* **Exercise requirements**
Omit all pictures, then retype the data exactly as given.
--
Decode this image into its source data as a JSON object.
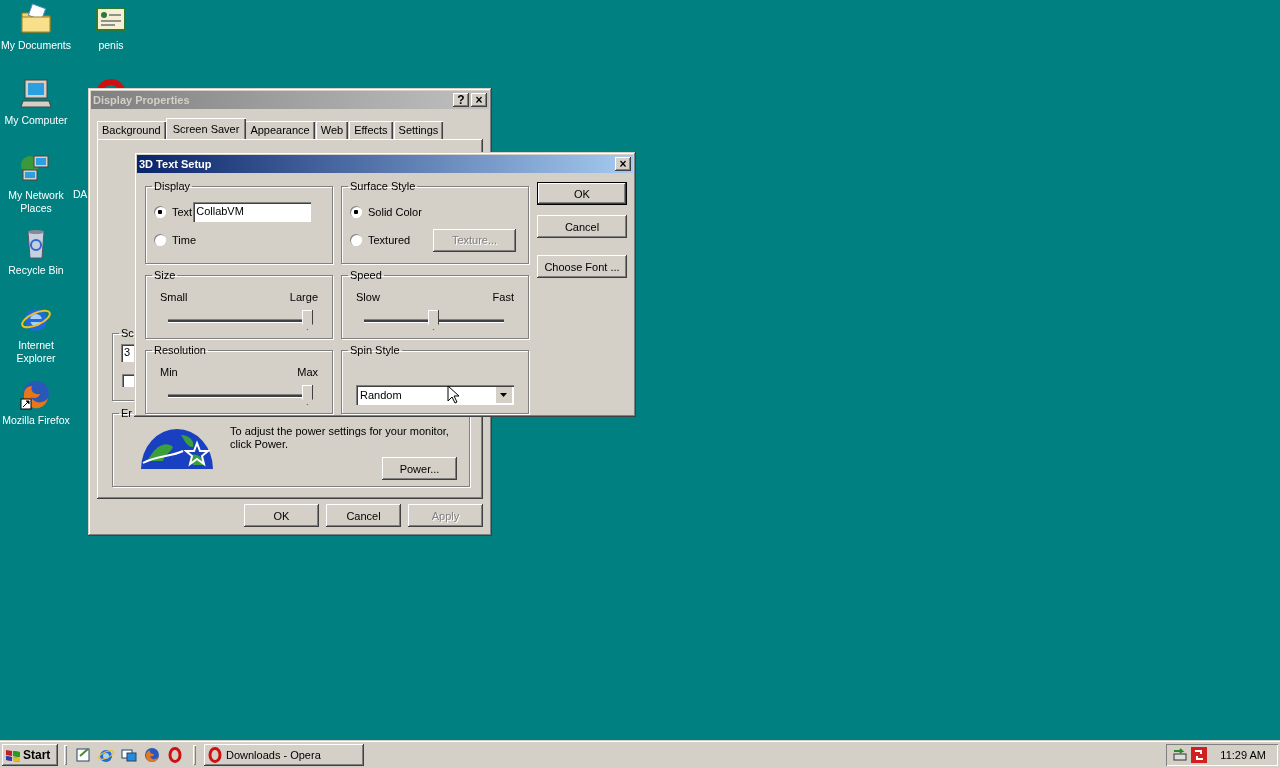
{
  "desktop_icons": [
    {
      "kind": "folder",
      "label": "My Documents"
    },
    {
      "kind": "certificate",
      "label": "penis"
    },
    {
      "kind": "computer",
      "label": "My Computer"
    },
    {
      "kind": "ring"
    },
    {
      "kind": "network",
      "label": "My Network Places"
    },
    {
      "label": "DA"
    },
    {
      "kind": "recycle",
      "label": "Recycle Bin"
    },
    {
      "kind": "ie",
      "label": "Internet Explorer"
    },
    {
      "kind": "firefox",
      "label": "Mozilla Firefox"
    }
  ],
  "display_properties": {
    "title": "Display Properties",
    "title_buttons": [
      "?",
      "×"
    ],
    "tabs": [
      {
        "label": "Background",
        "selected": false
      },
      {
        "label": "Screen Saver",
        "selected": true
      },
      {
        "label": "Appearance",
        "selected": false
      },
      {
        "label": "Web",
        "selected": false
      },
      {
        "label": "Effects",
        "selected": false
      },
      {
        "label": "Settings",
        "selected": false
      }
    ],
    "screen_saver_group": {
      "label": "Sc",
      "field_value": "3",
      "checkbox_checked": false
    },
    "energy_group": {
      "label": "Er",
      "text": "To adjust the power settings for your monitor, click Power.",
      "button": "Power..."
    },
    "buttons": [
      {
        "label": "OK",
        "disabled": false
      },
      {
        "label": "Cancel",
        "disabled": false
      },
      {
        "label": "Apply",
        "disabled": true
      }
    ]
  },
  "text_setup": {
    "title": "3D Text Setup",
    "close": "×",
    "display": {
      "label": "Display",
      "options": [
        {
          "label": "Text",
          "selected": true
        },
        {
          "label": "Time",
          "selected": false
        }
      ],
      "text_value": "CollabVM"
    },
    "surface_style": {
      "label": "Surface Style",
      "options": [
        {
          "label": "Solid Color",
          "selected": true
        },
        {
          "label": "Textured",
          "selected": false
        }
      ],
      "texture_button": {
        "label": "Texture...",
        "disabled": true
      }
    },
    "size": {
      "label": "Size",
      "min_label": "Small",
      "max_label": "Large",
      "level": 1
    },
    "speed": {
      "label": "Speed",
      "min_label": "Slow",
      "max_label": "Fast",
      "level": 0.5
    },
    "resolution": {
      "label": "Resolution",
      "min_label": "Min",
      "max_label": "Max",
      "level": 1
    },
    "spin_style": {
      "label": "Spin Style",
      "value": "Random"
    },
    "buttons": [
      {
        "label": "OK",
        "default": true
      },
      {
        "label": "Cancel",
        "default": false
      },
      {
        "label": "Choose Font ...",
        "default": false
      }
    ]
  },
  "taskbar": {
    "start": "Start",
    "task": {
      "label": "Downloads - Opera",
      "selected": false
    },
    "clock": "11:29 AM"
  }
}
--
* **Exercise answer**
Decode this image into its source data as a JSON object.
{
  "desktop_icons": [
    {
      "kind": "folder",
      "label": "My Documents"
    },
    {
      "kind": "certificate",
      "label": "penis"
    },
    {
      "kind": "computer",
      "label": "My Computer"
    },
    {
      "kind": "ring"
    },
    {
      "kind": "network",
      "label": "My Network Places"
    },
    {
      "label": "DA"
    },
    {
      "kind": "recycle",
      "label": "Recycle Bin"
    },
    {
      "kind": "ie",
      "label": "Internet Explorer"
    },
    {
      "kind": "firefox",
      "label": "Mozilla Firefox"
    }
  ],
  "display_properties": {
    "title": "Display Properties",
    "title_buttons": [
      "?",
      "×"
    ],
    "tabs": [
      {
        "label": "Background",
        "selected": false
      },
      {
        "label": "Screen Saver",
        "selected": true
      },
      {
        "label": "Appearance",
        "selected": false
      },
      {
        "label": "Web",
        "selected": false
      },
      {
        "label": "Effects",
        "selected": false
      },
      {
        "label": "Settings",
        "selected": false
      }
    ],
    "screen_saver_group": {
      "label": "Sc",
      "field_value": "3",
      "checkbox_checked": false
    },
    "energy_group": {
      "label": "Er",
      "text": "To adjust the power settings for your monitor, click Power.",
      "button": "Power..."
    },
    "buttons": [
      {
        "label": "OK",
        "disabled": false
      },
      {
        "label": "Cancel",
        "disabled": false
      },
      {
        "label": "Apply",
        "disabled": true
      }
    ]
  },
  "text_setup": {
    "title": "3D Text Setup",
    "close": "×",
    "display": {
      "label": "Display",
      "options": [
        {
          "label": "Text",
          "selected": true
        },
        {
          "label": "Time",
          "selected": false
        }
      ],
      "text_value": "CollabVM"
    },
    "surface_style": {
      "label": "Surface Style",
      "options": [
        {
          "label": "Solid Color",
          "selected": true
        },
        {
          "label": "Textured",
          "selected": false
        }
      ],
      "texture_button": {
        "label": "Texture...",
        "disabled": true
      }
    },
    "size": {
      "label": "Size",
      "min_label": "Small",
      "max_label": "Large",
      "level": 1
    },
    "speed": {
      "label": "Speed",
      "min_label": "Slow",
      "max_label": "Fast",
      "level": 0.5
    },
    "resolution": {
      "label": "Resolution",
      "min_label": "Min",
      "max_label": "Max",
      "level": 1
    },
    "spin_style": {
      "label": "Spin Style",
      "value": "Random"
    },
    "buttons": [
      {
        "label": "OK",
        "default": true
      },
      {
        "label": "Cancel",
        "default": false
      },
      {
        "label": "Choose Font ...",
        "default": false
      }
    ]
  },
  "taskbar": {
    "start": "Start",
    "task": {
      "label": "Downloads - Opera",
      "selected": false
    },
    "clock": "11:29 AM"
  }
}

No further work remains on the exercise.